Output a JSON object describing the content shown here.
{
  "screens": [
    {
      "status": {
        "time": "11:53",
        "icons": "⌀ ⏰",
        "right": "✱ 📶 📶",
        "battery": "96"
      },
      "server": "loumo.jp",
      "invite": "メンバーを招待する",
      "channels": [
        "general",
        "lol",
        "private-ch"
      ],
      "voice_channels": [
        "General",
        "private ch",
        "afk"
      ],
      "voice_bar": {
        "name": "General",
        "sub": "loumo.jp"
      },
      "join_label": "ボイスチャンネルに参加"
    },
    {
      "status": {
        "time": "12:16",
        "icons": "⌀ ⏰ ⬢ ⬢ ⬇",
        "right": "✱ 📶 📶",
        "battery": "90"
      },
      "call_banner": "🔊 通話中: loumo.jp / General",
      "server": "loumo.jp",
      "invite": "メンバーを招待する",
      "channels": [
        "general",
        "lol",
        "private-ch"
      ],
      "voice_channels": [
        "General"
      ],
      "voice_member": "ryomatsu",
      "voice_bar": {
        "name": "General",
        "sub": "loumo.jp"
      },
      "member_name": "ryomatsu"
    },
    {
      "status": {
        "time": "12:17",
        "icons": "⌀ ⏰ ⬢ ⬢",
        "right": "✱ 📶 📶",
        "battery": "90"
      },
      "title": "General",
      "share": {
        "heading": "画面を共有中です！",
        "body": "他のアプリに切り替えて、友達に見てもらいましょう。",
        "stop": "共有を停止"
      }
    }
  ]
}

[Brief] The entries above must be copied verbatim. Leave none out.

[Response]
Output a JSON object describing the content shown here.
{
  "screens": [
    {
      "status": {
        "time": "11:53",
        "icons": "⌀ ⏰",
        "right": "✱ 📶 📶",
        "battery": "96"
      },
      "server": "loumo.jp",
      "invite": "メンバーを招待する",
      "channels": [
        "general",
        "lol",
        "private-ch"
      ],
      "voice_channels": [
        "General",
        "private ch",
        "afk"
      ],
      "voice_bar": {
        "name": "General",
        "sub": "loumo.jp"
      },
      "join_label": "ボイスチャンネルに参加"
    },
    {
      "status": {
        "time": "12:16",
        "icons": "⌀ ⏰ ⬢ ⬢ ⬇",
        "right": "✱ 📶 📶",
        "battery": "90"
      },
      "call_banner": "🔊 通話中: loumo.jp / General",
      "server": "loumo.jp",
      "invite": "メンバーを招待する",
      "channels": [
        "general",
        "lol",
        "private-ch"
      ],
      "voice_channels": [
        "General"
      ],
      "voice_member": "ryomatsu",
      "voice_bar": {
        "name": "General",
        "sub": "loumo.jp"
      },
      "member_name": "ryomatsu"
    },
    {
      "status": {
        "time": "12:17",
        "icons": "⌀ ⏰ ⬢ ⬢",
        "right": "✱ 📶 📶",
        "battery": "90"
      },
      "title": "General",
      "share": {
        "heading": "画面を共有中です！",
        "body": "他のアプリに切り替えて、友達に見てもらいましょう。",
        "stop": "共有を停止"
      }
    }
  ]
}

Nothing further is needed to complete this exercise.